====== INFORMATION SUPPLIED
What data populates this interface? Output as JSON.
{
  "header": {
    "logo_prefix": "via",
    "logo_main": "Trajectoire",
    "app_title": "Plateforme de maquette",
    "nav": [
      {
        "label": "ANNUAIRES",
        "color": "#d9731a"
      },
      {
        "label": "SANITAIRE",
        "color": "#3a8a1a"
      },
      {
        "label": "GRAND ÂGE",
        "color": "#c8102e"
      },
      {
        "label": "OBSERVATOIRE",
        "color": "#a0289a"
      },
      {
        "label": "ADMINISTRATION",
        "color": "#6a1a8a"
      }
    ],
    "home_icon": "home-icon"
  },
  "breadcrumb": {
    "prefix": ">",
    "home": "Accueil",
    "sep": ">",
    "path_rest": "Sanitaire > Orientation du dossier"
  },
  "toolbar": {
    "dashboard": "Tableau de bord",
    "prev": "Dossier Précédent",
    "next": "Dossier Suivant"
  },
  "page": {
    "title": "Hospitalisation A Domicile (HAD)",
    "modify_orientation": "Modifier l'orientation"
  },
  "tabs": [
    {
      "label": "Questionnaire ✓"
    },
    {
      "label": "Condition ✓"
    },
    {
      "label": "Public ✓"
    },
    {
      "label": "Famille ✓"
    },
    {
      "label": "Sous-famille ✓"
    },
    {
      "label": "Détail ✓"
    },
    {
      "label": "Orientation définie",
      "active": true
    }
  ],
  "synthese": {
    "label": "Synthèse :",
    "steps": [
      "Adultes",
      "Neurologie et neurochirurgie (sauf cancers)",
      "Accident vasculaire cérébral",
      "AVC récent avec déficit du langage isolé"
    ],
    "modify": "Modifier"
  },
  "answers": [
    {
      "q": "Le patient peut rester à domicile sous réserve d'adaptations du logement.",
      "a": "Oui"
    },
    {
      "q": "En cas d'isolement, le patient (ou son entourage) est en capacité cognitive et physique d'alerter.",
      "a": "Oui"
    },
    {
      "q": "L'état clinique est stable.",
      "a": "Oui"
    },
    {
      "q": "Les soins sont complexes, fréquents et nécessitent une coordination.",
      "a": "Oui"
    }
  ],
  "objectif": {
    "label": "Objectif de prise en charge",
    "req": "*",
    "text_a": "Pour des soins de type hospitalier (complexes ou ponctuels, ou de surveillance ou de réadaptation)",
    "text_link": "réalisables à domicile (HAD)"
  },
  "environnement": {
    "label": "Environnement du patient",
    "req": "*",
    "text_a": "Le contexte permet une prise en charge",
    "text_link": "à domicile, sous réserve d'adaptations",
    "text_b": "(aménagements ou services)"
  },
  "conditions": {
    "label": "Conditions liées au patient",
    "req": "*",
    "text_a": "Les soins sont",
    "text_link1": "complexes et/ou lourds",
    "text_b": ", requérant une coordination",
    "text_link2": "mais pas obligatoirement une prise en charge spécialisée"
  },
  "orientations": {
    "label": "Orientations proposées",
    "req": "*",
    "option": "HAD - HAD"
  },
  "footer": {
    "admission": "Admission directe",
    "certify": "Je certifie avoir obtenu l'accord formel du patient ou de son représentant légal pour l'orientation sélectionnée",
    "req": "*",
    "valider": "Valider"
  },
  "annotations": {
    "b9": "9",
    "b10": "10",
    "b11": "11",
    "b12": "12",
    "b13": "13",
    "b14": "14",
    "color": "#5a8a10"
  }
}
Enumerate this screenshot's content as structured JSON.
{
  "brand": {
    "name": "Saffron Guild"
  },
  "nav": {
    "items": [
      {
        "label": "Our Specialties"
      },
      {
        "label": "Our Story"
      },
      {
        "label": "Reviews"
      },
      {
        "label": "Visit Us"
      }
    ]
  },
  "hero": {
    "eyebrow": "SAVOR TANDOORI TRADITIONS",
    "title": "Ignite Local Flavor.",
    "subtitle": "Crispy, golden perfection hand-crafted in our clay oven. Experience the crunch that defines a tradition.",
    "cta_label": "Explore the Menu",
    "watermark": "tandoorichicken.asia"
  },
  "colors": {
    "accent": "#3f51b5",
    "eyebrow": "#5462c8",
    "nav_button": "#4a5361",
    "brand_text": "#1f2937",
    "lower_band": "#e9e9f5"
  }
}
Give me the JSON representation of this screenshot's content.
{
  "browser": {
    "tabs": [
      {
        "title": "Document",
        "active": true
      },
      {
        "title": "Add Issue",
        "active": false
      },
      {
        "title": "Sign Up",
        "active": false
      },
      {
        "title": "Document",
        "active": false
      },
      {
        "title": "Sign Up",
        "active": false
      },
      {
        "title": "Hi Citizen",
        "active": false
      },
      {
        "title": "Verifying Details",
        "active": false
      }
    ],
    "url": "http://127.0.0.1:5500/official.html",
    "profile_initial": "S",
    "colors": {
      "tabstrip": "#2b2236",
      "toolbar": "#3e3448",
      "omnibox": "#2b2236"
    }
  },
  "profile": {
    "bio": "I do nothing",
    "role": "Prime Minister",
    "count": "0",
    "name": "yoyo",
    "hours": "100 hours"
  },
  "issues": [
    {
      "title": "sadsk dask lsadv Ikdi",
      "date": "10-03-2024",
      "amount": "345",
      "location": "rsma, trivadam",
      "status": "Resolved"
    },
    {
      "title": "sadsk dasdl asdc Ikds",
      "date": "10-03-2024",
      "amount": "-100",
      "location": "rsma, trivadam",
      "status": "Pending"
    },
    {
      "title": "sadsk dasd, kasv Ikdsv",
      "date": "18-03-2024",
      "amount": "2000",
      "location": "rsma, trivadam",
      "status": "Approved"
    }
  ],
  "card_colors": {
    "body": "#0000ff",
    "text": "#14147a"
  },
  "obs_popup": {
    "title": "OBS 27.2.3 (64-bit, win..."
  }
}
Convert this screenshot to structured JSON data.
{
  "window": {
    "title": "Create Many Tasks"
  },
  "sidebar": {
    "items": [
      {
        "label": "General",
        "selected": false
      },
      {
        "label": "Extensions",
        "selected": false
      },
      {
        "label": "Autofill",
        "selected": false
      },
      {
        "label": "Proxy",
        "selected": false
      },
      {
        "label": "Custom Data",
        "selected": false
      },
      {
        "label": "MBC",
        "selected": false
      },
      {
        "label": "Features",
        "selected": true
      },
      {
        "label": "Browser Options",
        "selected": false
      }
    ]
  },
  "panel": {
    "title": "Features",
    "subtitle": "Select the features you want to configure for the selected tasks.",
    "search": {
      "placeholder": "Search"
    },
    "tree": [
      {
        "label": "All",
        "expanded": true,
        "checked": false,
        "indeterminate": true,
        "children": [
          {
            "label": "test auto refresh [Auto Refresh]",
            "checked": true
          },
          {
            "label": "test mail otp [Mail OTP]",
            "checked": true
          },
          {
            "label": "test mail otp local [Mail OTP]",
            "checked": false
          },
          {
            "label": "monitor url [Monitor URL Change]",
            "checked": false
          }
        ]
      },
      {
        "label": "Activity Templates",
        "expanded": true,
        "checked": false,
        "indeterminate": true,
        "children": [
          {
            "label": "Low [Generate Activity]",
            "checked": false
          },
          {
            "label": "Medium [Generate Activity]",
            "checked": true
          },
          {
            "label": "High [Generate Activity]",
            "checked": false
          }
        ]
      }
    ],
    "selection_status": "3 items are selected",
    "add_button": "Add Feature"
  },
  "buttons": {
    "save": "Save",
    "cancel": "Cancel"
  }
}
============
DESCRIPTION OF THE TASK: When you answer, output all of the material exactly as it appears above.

OUTPUT FOR THIS TASK:
What data populates this interface? Output as JSON.
{
  "header": {
    "logo_prefix": "via",
    "logo_main": "Trajectoire",
    "app_title": "Plateforme de maquette",
    "nav": [
      {
        "label": "ANNUAIRES",
        "color": "#d9731a"
      },
      {
        "label": "SANITAIRE",
        "color": "#3a8a1a"
      },
      {
        "label": "GRAND ÂGE",
        "color": "#c8102e"
      },
      {
        "label": "OBSERVATOIRE",
        "color": "#a0289a"
      },
      {
        "label": "ADMINISTRATION",
        "color": "#6a1a8a"
      }
    ],
    "home_icon": "home-icon"
  },
  "breadcrumb": {
    "prefix": ">",
    "home": "Accueil",
    "sep": ">",
    "path_rest": "Sanitaire > Orientation du dossier"
  },
  "toolbar": {
    "dashboard": "Tableau de bord",
    "prev": "Dossier Précédent",
    "next": "Dossier Suivant"
  },
  "page": {
    "title": "Hospitalisation A Domicile (HAD)",
    "modify_orientation": "Modifier l'orientation"
  },
  "tabs": [
    {
      "label": "Questionnaire ✓"
    },
    {
      "label": "Condition ✓"
    },
    {
      "label": "Public ✓"
    },
    {
      "label": "Famille ✓"
    },
    {
      "label": "Sous-famille ✓"
    },
    {
      "label": "Détail ✓"
    },
    {
      "label": "Orientation définie",
      "active": true
    }
  ],
  "synthese": {
    "label": "Synthèse :",
    "steps": [
      "Adultes",
      "Neurologie et neurochirurgie (sauf cancers)",
      "Accident vasculaire cérébral",
      "AVC récent avec déficit du langage isolé"
    ],
    "modify": "Modifier"
  },
  "answers": [
    {
      "q": "Le patient peut rester à domicile sous réserve d'adaptations du logement.",
      "a": "Oui"
    },
    {
      "q": "En cas d'isolement, le patient (ou son entourage) est en capacité cognitive et physique d'alerter.",
      "a": "Oui"
    },
    {
      "q": "L'état clinique est stable.",
      "a": "Oui"
    },
    {
      "q": "Les soins sont complexes, fréquents et nécessitent une coordination.",
      "a": "Oui"
    }
  ],
  "objectif": {
    "label": "Objectif de prise en charge",
    "req": "*",
    "text_a": "Pour des soins de type hospitalier (complexes ou ponctuels, ou de surveillance ou de réadaptation)",
    "text_link": "réalisables à domicile (HAD)"
  },
  "environnement": {
    "label": "Environnement du patient",
    "req": "*",
    "text_a": "Le contexte permet une prise en charge",
    "text_link": "à domicile, sous réserve d'adaptations",
    "text_b": "(aménagements ou services)"
  },
  "conditions": {
    "label": "Conditions liées au patient",
    "req": "*",
    "text_a": "Les soins sont",
    "text_link1": "complexes et/ou lourds",
    "text_b": ", requérant une coordination",
    "text_link2": "mais pas obligatoirement une prise en charge spécialisée"
  },
  "orientations": {
    "label": "Orientations proposées",
    "req": "*",
    "option": "HAD - HAD"
  },
  "footer": {
    "admission": "Admission directe",
    "certify": "Je certifie avoir obtenu l'accord formel du patient ou de son représentant légal pour l'orientation sélectionnée",
    "req": "*",
    "valider": "Valider"
  },
  "annotations": {
    "b9": "9",
    "b10": "10",
    "b11": "11",
    "b12": "12",
    "b13": "13",
    "b14": "14",
    "color": "#5a8a10"
  }
}
Enumerate this screenshot's content as structured JSON.
{
  "brand": {
    "name": "Saffron Guild"
  },
  "nav": {
    "items": [
      {
        "label": "Our Specialties"
      },
      {
        "label": "Our Story"
      },
      {
        "label": "Reviews"
      },
      {
        "label": "Visit Us"
      }
    ]
  },
  "hero": {
    "eyebrow": "SAVOR TANDOORI TRADITIONS",
    "title": "Ignite Local Flavor.",
    "subtitle": "Crispy, golden perfection hand-crafted in our clay oven. Experience the crunch that defines a tradition.",
    "cta_label": "Explore the Menu",
    "watermark": "tandoorichicken.asia"
  },
  "colors": {
    "accent": "#3f51b5",
    "eyebrow": "#5462c8",
    "nav_button": "#4a5361",
    "brand_text": "#1f2937",
    "lower_band": "#e9e9f5"
  }
}
Give me the JSON representation of this screenshot's content.
{
  "browser": {
    "tabs": [
      {
        "title": "Document",
        "active": true
      },
      {
        "title": "Add Issue",
        "active": false
      },
      {
        "title": "Sign Up",
        "active": false
      },
      {
        "title": "Document",
        "active": false
      },
      {
        "title": "Sign Up",
        "active": false
      },
      {
        "title": "Hi Citizen",
        "active": false
      },
      {
        "title": "Verifying Details",
        "active": false
      }
    ],
    "url": "http://127.0.0.1:5500/official.html",
    "profile_initial": "S",
    "colors": {
      "tabstrip": "#2b2236",
      "toolbar": "#3e3448",
      "omnibox": "#2b2236"
    }
  },
  "profile": {
    "bio": "I do nothing",
    "role": "Prime Minister",
    "count": "0",
    "name": "yoyo",
    "hours": "100 hours"
  },
  "issues": [
    {
      "title": "sadsk dask lsadv Ikdi",
      "date": "10-03-2024",
      "amount": "345",
      "location": "rsma, trivadam",
      "status": "Resolved"
    },
    {
      "title": "sadsk dasdl asdc Ikds",
      "date": "10-03-2024",
      "amount": "-100",
      "location": "rsma, trivadam",
      "status": "Pending"
    },
    {
      "title": "sadsk dasd, kasv Ikdsv",
      "date": "18-03-2024",
      "amount": "2000",
      "location": "rsma, trivadam",
      "status": "Approved"
    }
  ],
  "card_colors": {
    "body": "#0000ff",
    "text": "#14147a"
  },
  "obs_popup": {
    "title": "OBS 27.2.3 (64-bit, win..."
  }
}
Convert this screenshot to structured JSON data.
{
  "window": {
    "title": "Create Many Tasks"
  },
  "sidebar": {
    "items": [
      {
        "label": "General",
        "selected": false
      },
      {
        "label": "Extensions",
        "selected": false
      },
      {
        "label": "Autofill",
        "selected": false
      },
      {
        "label": "Proxy",
        "selected": false
      },
      {
        "label": "Custom Data",
        "selected": false
      },
      {
        "label": "MBC",
        "selected": false
      },
      {
        "label": "Features",
        "selected": true
      },
      {
        "label": "Browser Options",
        "selected": false
      }
    ]
  },
  "panel": {
    "title": "Features",
    "subtitle": "Select the features you want to configure for the selected tasks.",
    "search": {
      "placeholder": "Search"
    },
    "tree": [
      {
        "label": "All",
        "expanded": true,
        "checked": false,
        "indeterminate": true,
        "children": [
          {
            "label": "test auto refresh [Auto Refresh]",
            "checked": true
          },
          {
            "label": "test mail otp [Mail OTP]",
            "checked": true
          },
          {
            "label": "test mail otp local [Mail OTP]",
            "checked": false
          },
          {
            "label": "monitor url [Monitor URL Change]",
            "checked": false
          }
        ]
      },
      {
        "label": "Activity Templates",
        "expanded": true,
        "checked": false,
        "indeterminate": true,
        "children": [
          {
            "label": "Low [Generate Activity]",
            "checked": false
          },
          {
            "label": "Medium [Generate Activity]",
            "checked": true
          },
          {
            "label": "High [Generate Activity]",
            "checked": false
          }
        ]
      }
    ],
    "selection_status": "3 items are selected",
    "add_button": "Add Feature"
  },
  "buttons": {
    "save": "Save",
    "cancel": "Cancel"
  }
}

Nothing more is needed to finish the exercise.